§ DIRECTIONS FOR THIS TASK
This task calls for copying every line of the records that includes the word "folder".

§ DATA RECORDS
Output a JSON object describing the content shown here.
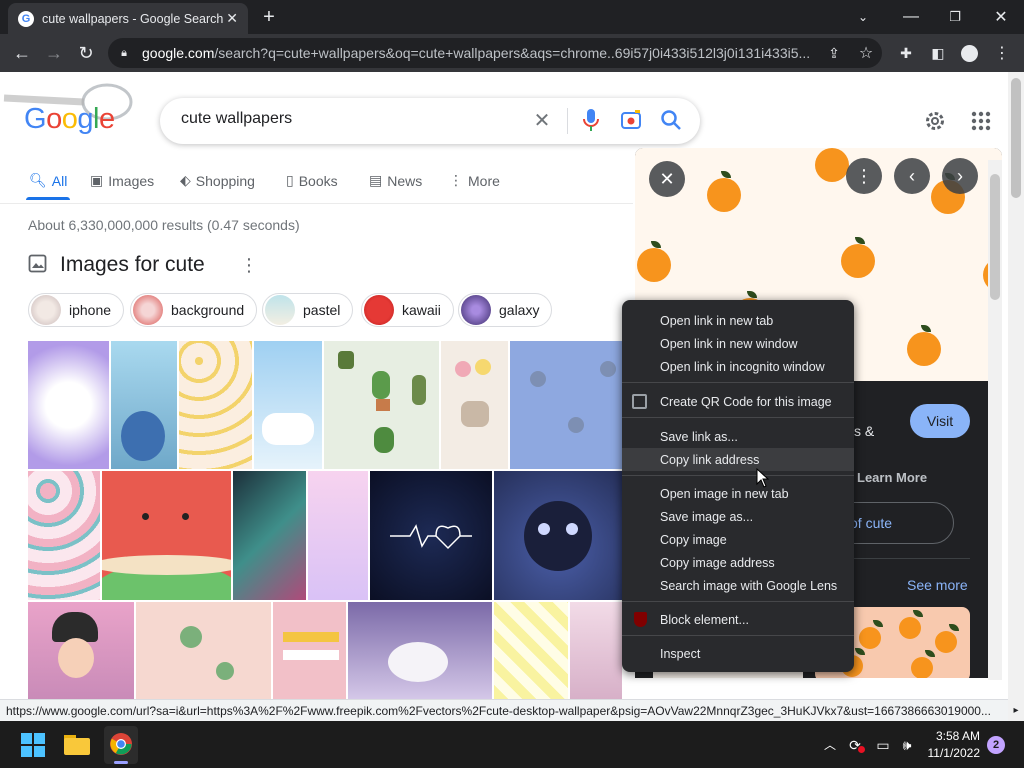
{
  "browser": {
    "tab_title": "cute wallpapers - Google Search",
    "url_host": "google.com",
    "url_path": "/search?q=cute+wallpapers&oq=cute+wallpapers&aqs=chrome..69i57j0i433i512l3j0i131i433i5..."
  },
  "google": {
    "logo": "Google",
    "query": "cute wallpapers",
    "tabs": [
      "All",
      "Images",
      "Shopping",
      "Books",
      "News",
      "More"
    ],
    "results_count": "About 6,330,000,000 results (0.47 seconds)",
    "images_heading": "Images for cute",
    "chips": [
      "iphone",
      "background",
      "pastel",
      "kawaii",
      "galaxy"
    ]
  },
  "panel": {
    "visit_label": "Visit",
    "learn_more": "Learn More",
    "title_fragment": "s &",
    "link_fragment": "of cute",
    "see_more": "See more"
  },
  "context_menu": {
    "items": [
      "Open link in new tab",
      "Open link in new window",
      "Open link in incognito window",
      "Create QR Code for this image",
      "Save link as...",
      "Copy link address",
      "Open image in new tab",
      "Save image as...",
      "Copy image",
      "Copy image address",
      "Search image with Google Lens",
      "Block element...",
      "Inspect"
    ]
  },
  "status_url": "https://www.google.com/url?sa=i&url=https%3A%2F%2Fwww.freepik.com%2Fvectors%2Fcute-desktop-wallpaper&psig=AOvVaw22MnnqrZ3gec_3HuKJVkx7&ust=1667386663019000...",
  "taskbar": {
    "time": "3:58 AM",
    "date": "11/1/2022",
    "notification_count": "2"
  },
  "colors": {
    "accent": "#1a73e8",
    "chrome_dark": "#202124",
    "menu_bg": "#292a2d",
    "orange": "#f7941d"
  }
}
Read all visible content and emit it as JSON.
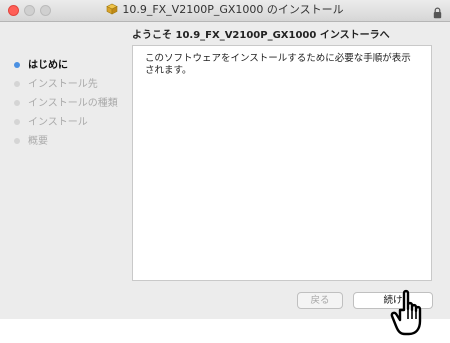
{
  "window": {
    "title": "10.9_FX_V2100P_GX1000 のインストール"
  },
  "main": {
    "heading": "ようこそ 10.9_FX_V2100P_GX1000 インストーラへ",
    "message": "このソフトウェアをインストールするために必要な手順が表示されます。"
  },
  "sidebar": {
    "steps": [
      {
        "label": "はじめに"
      },
      {
        "label": "インストール先"
      },
      {
        "label": "インストールの種類"
      },
      {
        "label": "インストール"
      },
      {
        "label": "概要"
      }
    ]
  },
  "buttons": {
    "back_label": "戻る",
    "continue_label": "続け"
  },
  "colors": {
    "active_step_dot": "#4a90e2",
    "close_button": "#ff5f57"
  },
  "icons": {
    "title_icon": "package-icon",
    "lock": "lock-icon",
    "cursor": "hand-pointer-cursor-icon"
  }
}
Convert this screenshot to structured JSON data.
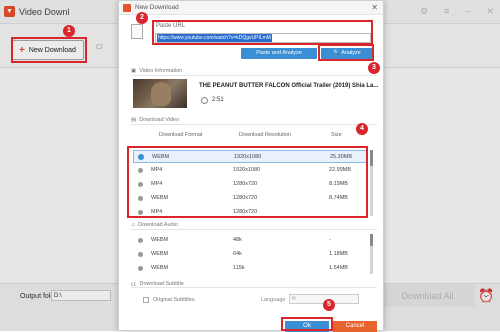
{
  "app": {
    "title": "Video Downl",
    "new_download": "New Download",
    "toolbar_other": "Cl",
    "output_label": "Output folder:",
    "output_value": "D:\\",
    "download_all": "Download All"
  },
  "dialog": {
    "title": "New Download",
    "paste_url_label": "Paste URL",
    "url_value": "https://www.youtube.com/watch?v=kDQgvUPILmM",
    "paste_analyze": "Paste and Analyze",
    "analyze": "Analyze",
    "video_info_label": "Video Information",
    "video_title": "THE PEANUT BUTTER FALCON Official Trailer (2019) Shia La...",
    "duration": "2:51",
    "download_video_label": "Download Video",
    "col_format": "Download Format",
    "col_resolution": "Download Resolution",
    "col_size": "Size",
    "video_rows": [
      {
        "format": "WEBM",
        "resolution": "1920x1080",
        "size": "25.30MB",
        "selected": true
      },
      {
        "format": "MP4",
        "resolution": "1920x1080",
        "size": "22.99MB",
        "selected": false
      },
      {
        "format": "MP4",
        "resolution": "1280x720",
        "size": "8.19MB",
        "selected": false
      },
      {
        "format": "WEBM",
        "resolution": "1280x720",
        "size": "8.74MB",
        "selected": false
      },
      {
        "format": "MP4",
        "resolution": "1280x720",
        "size": "",
        "selected": false
      }
    ],
    "download_audio_label": "Download Audio",
    "audio_rows": [
      {
        "format": "WEBM",
        "bitrate": "48k",
        "size": "-"
      },
      {
        "format": "WEBM",
        "bitrate": "64k",
        "size": "1.18MB"
      },
      {
        "format": "WEBM",
        "bitrate": "115k",
        "size": "1.54MB"
      }
    ],
    "subtitle_label": "Download Subtitle",
    "original_subtitles": "Original Subtitles",
    "language_label": "Language",
    "language_value": "fil",
    "ok": "Ok",
    "cancel": "Cancel"
  },
  "badges": [
    "1",
    "2",
    "3",
    "4",
    "5"
  ],
  "colors": {
    "accent": "#3a8fd4",
    "brand": "#e8502a",
    "annotation": "#d9262c",
    "cancel": "#e8642e"
  }
}
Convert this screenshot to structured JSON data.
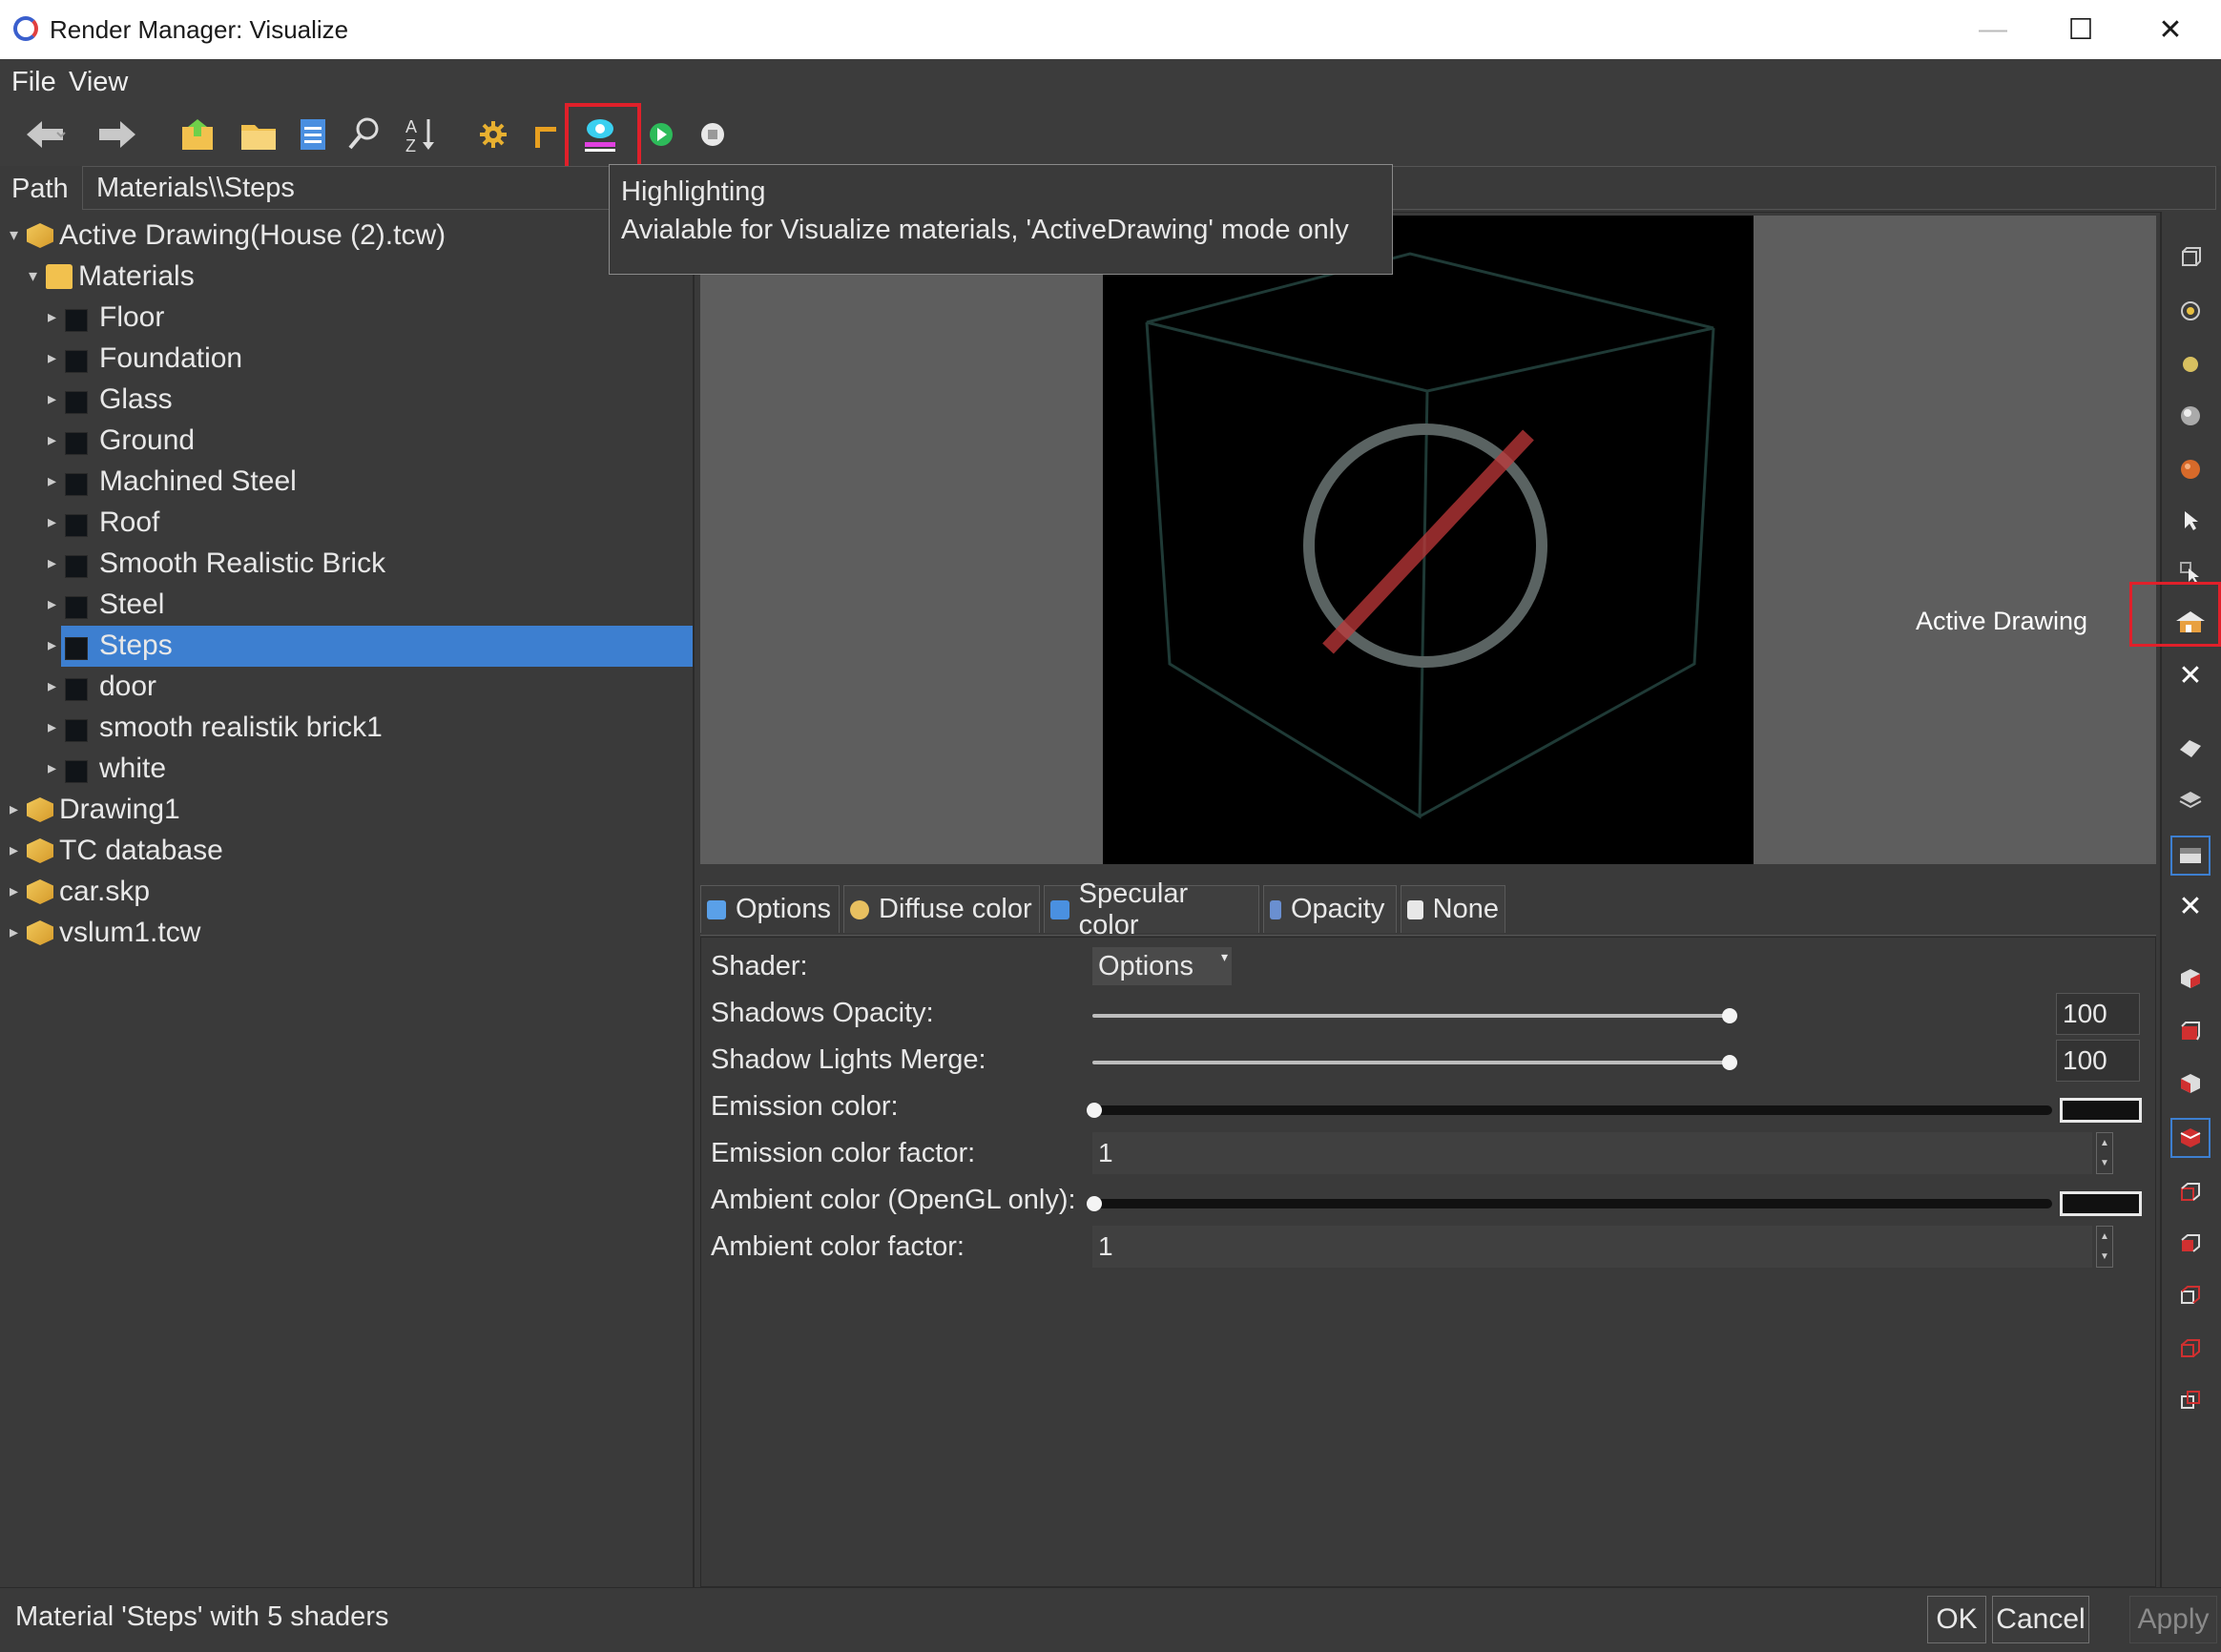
{
  "window": {
    "title": "Render Manager: Visualize",
    "minimize": "—",
    "maximize": "☐",
    "close": "✕"
  },
  "menu": [
    "File",
    "View"
  ],
  "toolbar": {
    "icons": [
      "back-arrow-icon",
      "forward-arrow-icon",
      "open-folder-icon",
      "folder-icon",
      "document-icon",
      "search-icon",
      "sort-az-icon",
      "gear-icon",
      "corner-icon",
      "highlighting-icon",
      "play-icon",
      "stop-icon"
    ]
  },
  "path": {
    "label": "Path",
    "value": "Materials\\\\Steps"
  },
  "tree": [
    {
      "label": "Active Drawing(House (2).tcw)",
      "level": 0,
      "icon": "cube"
    },
    {
      "label": "Materials",
      "level": 1,
      "icon": "folder"
    },
    {
      "label": "Floor",
      "level": 2,
      "icon": "material"
    },
    {
      "label": "Foundation",
      "level": 2,
      "icon": "material"
    },
    {
      "label": "Glass",
      "level": 2,
      "icon": "material"
    },
    {
      "label": "Ground",
      "level": 2,
      "icon": "material"
    },
    {
      "label": "Machined Steel",
      "level": 2,
      "icon": "material"
    },
    {
      "label": "Roof",
      "level": 2,
      "icon": "material"
    },
    {
      "label": "Smooth Realistic Brick",
      "level": 2,
      "icon": "material"
    },
    {
      "label": "Steel",
      "level": 2,
      "icon": "material"
    },
    {
      "label": "Steps",
      "level": 2,
      "icon": "material",
      "selected": true
    },
    {
      "label": "door",
      "level": 2,
      "icon": "material"
    },
    {
      "label": "smooth realistik brick1",
      "level": 2,
      "icon": "material"
    },
    {
      "label": "white",
      "level": 2,
      "icon": "material"
    },
    {
      "label": "Drawing1",
      "level": 0,
      "icon": "cube"
    },
    {
      "label": "TC database",
      "level": 0,
      "icon": "cube"
    },
    {
      "label": "car.skp",
      "level": 0,
      "icon": "cube"
    },
    {
      "label": "vslum1.tcw",
      "level": 0,
      "icon": "cube"
    }
  ],
  "tooltip": {
    "title": "Highlighting",
    "text": "Avialable for Visualize materials, 'ActiveDrawing' mode only"
  },
  "preview": {
    "mode_label": "Active Drawing"
  },
  "tabs": [
    {
      "label": "Options",
      "icon": "options-icon"
    },
    {
      "label": "Diffuse color",
      "icon": "diffuse-icon"
    },
    {
      "label": "Specular color",
      "icon": "specular-icon"
    },
    {
      "label": "Opacity",
      "icon": "opacity-icon"
    },
    {
      "label": "None",
      "icon": "none-icon"
    }
  ],
  "options": {
    "shader_label": "Shader:",
    "shader_value": "Options",
    "shadows_opacity_label": "Shadows Opacity:",
    "shadows_opacity_value": "100",
    "shadow_lights_merge_label": "Shadow Lights Merge:",
    "shadow_lights_merge_value": "100",
    "emission_color_label": "Emission color:",
    "emission_factor_label": "Emission color factor:",
    "emission_factor_value": "1",
    "ambient_color_label": "Ambient color (OpenGL only):",
    "ambient_factor_label": "Ambient color factor:",
    "ambient_factor_value": "1"
  },
  "status": {
    "text": "Material 'Steps' with 5 shaders",
    "ok": "OK",
    "cancel": "Cancel",
    "apply": "Apply"
  },
  "colors": {
    "accent": "#3d7fd0",
    "highlight_box": "#e0202a",
    "background": "#3a3a3a"
  }
}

§ SOLUTION TO THIS EXERCISE
    "output_label": "Output folder:",
      "open-folder-icon",
      "folder-icon",
      "icon": "folder"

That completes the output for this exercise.